David Moyes is going to be missing the services of Steven Pienaar on the left side of midfield as he is Cup-tied, a double blow especially since his partnership with Leighton Baines has been a primary source of creativity for the Blues. Midfielder Jack Rodwell has suffered a relapse to his hamstring injury and will not be in the squad. Baines as well as Darron Gibson, Tim Cahill and the Davor Suker-esque striker Nikica Jelavic were all rested for Everton's Easter Monday game against Sunderland and should be ready to go Saturday.
Kenny Dalglish has had a tumultuous build-up to the game, losing the services of starting goalie Pepe Reina and backup Alexander Doni through suspension, as well as the news that director of football at Anfield Damien Comolli has left the club. Both Charlie Adam and Lucas Leiva are long-term casualties and will miss the game.
Keys To The Game -
The Blues will be looking to start fast, throwing everything they have at Liverpool's goal especially considering that Jones is not a regular starter between the sticks and looked suspect against Blackburn on Tuesday. Jelavic should be an automatic start at striker while Cahill has had a revival of sorts in recent times in his role of attacking midfielder pressing the opponents deep in their half. The signing of Gibson and his solid play in the middle of the park has allowed Marouane Fellaini more creative license in the offensive half. These three will need to be at their best for Everton to have any chance of holding the ball and controlling the game.
Leon Osman has been full of vision in his last few appearances and should take the right wing job ahead of the lost-lately Seamus Coleman. Osman versus Jose Enrique could be a decisive battle in this game. Moyes' biggest selection headache should be on the left - should he use Royston Drenthe's raw pace or Magaye Gueye with his consistent play. Victor Anichebe has been the super-sub, should he start and shed that moniker?

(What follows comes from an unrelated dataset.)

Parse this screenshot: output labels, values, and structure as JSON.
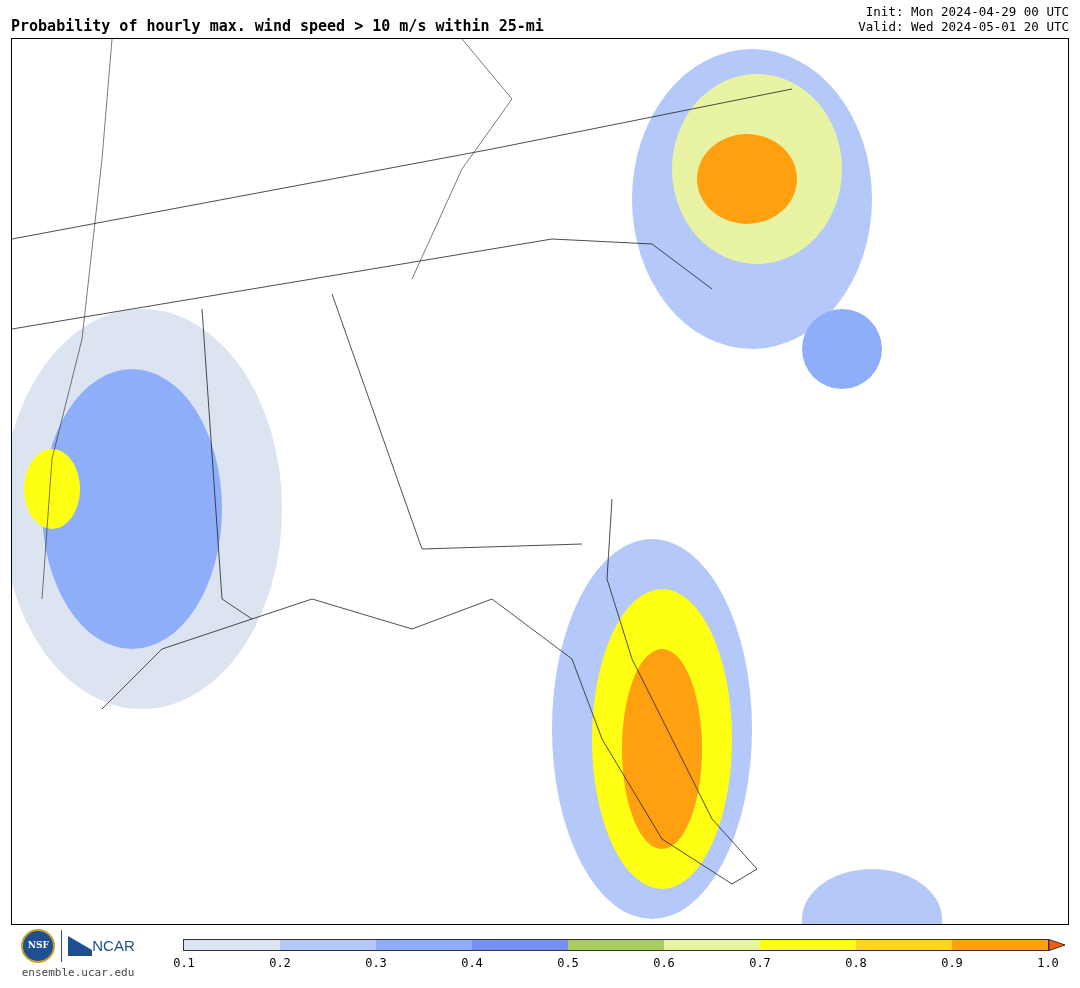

In defence Johnny Heitinga has formed an excellent pairing with Sylvain Distin and Phil Jagielka will likely be watching from the bench. Leighton Baines is another name that can be inked in while Phil Neville will probably start at right back in place of Tony Hibbert.
For Liverpool, both Glen Johnson and Daniel Agger played during the week and should be fit to start. How they handle Everton's crossing game will play a determining factor towards their success, especially with the inexperienced Brad Jones in goal.
Andy Carroll got the winning goal on Tuesday and should partner Luis Suarez upfront, keeping Dirk Kuyt on the bench. Steven Gerrard does his best work behind the front two strikers, and as he showed in the last game between the two, often pops up in support of the attack and possesses a blistering shot to boot.
The game will be refereed by Howard Webb who also was in charge of the World Cup Final in 2010, and Dalglish has already made it a point to complain long and hard about the apparent non-calls his team has been receiving. Moyes refused to get drawn into the scandal, and instead has been busy insisting that the neutrals across the country will be rooting for the hardworking underdog team that he has built at Goodison.
Here's hoping for a fantastic football game, one that is fairly and consistently refereed and also one that lives up to the fine tradition that the many Merseyside derbies preceding it have shown.. COYB!